Rosslyn Wemyss, a distinguished admiral in his time, is largely forgotten today. As the Allied Naval Representative at the Armistice negotiations on 11th November, 1918, he left an indelible mark on the life of this country when he was responsible, with Marshal Foch, for the creation of Armistice Day. Wemyss joined the Navy at the age of 13 in 1877, at the same time as Prince George, the younger son of the Prince of Wales, they became lifelong friends. In 1915, then a rear admiral, he was tasked with creating a naval base at Mudros, to serve the Gallipoli campaign and was in command of the landings and then the evacuation of all the troops. The evacuation was so successful that only one man was lost from the approximately 140,000 who were taken off the beaches. From there, he was sent to Port Said to command the East Indies and Red Sea Station. For the next 18 months he was involved in supporting the Arab Revolt and helping T.E. Lawrence and the Arabs to oust the Turks from all the ports on the eastern shore of the Red Sea. In 1917 he returned to the United Kingdom to become Deputy First Sea Lord, stepping up to the post of First Sea Lord at the end of the year. A fascinating insight into the life of a top-ranking Admiral.
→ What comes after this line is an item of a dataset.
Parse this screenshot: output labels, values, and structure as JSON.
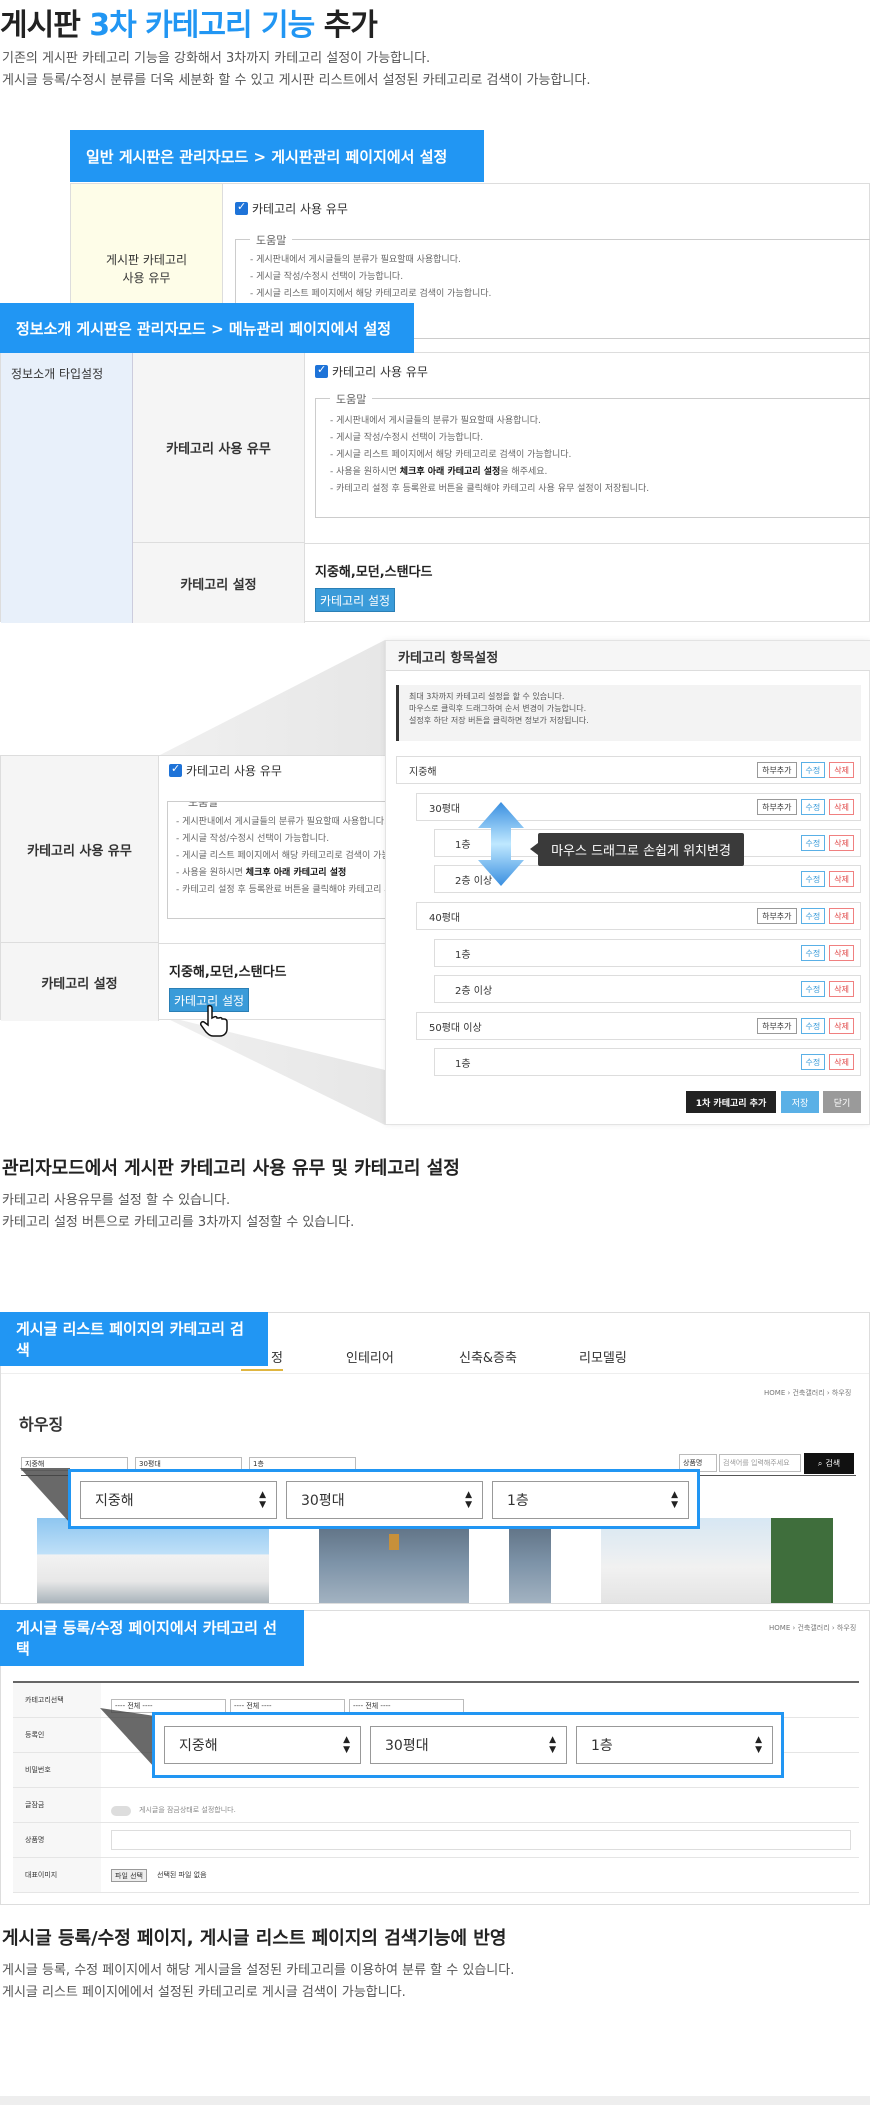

Total Undersea War by Aaron Hamilton
During the last year of World War II the once surface-bound diesel-electric U-boat ushered in the age of total undersea war with the introduction of an air mast, or ‘snorkel’ as it became known among the men who served in Doenitz’s submarine fleet. U-boats no longer needed to surface to charge batteries or refresh air; they rarely communicated with their command, operating silently and alone among the shallow coastal waters of the United Kingdom and across to North America. At first, U-boats could remain submerged continuously for a few days, then a few weeks, and finally for months at a time, and they set underwater endurance records not broken for nearly a quarter of a century. The introduction of the snorkel was of paramount concern to the Allies, who strove to frustrate the impact of the device before war’s end. Every subsequent wartime U-boat innovation was subordinated to the snorkel, including the new Type XXI ‘Electro-boat wonder weapon’. The snorkel’s introduction foreshadowed the nearly un-trackable weapon and instrument of intelligence that the submarine became and remains in the postwar world. This exhaustive treatment draws upon wartime documents from archives around the world. Extensive notes and references are included.
North Brittany & Channel Islands Cruising Companion by Peter and Jane Cumberlidge
This update of the popular pilot guide covering the North Brittany coast, the Channel Islands and the harbours on the west side of the Cherbourg peninsula is packed with comprehensive pilotage and nautical information as well as suggestions of what to do ashore, including the best places to eat. Flicking through the book many of the numerous colour photographs reminded me of some of the highlights of my trips for location research for the Kydd Series. In particular, the section on the Channel Islands brought back warm memories of St Peter Port in Guernsey and St Helier in Jersey. As well as spectacular photographs, the book is enhanced with colour charts. A must-have for yachtsmen cruising these waters.
Leith-Built Ships Volume 2 by R O Neish
I launched my naval career as a seagoing shipwright, so my interest in historical accounts of shipbuilding is not surprising. Scotland has a long proud history of this activity, most recently centred on the west, the Clyde in particular, but many people are unaware of the part played by the shipbuilders of Leith, in the east of Scotland. Leith had begun building ships some 400 years before the great shipyards of the Clyde and these vessels reached all corners of the globe. With a pedigree of shipbuilding second to none going back over 660 years of recorded history, the ships built at Leith deserve their place in history and this book, the second of a trilogy, continues the story focusing on the period 1918-1939. Among the fascinating tales is the launch then tragic loss of the largest sailing ship ever built in a British shipyard, the five-masted auxiliary barque Kobenhavn.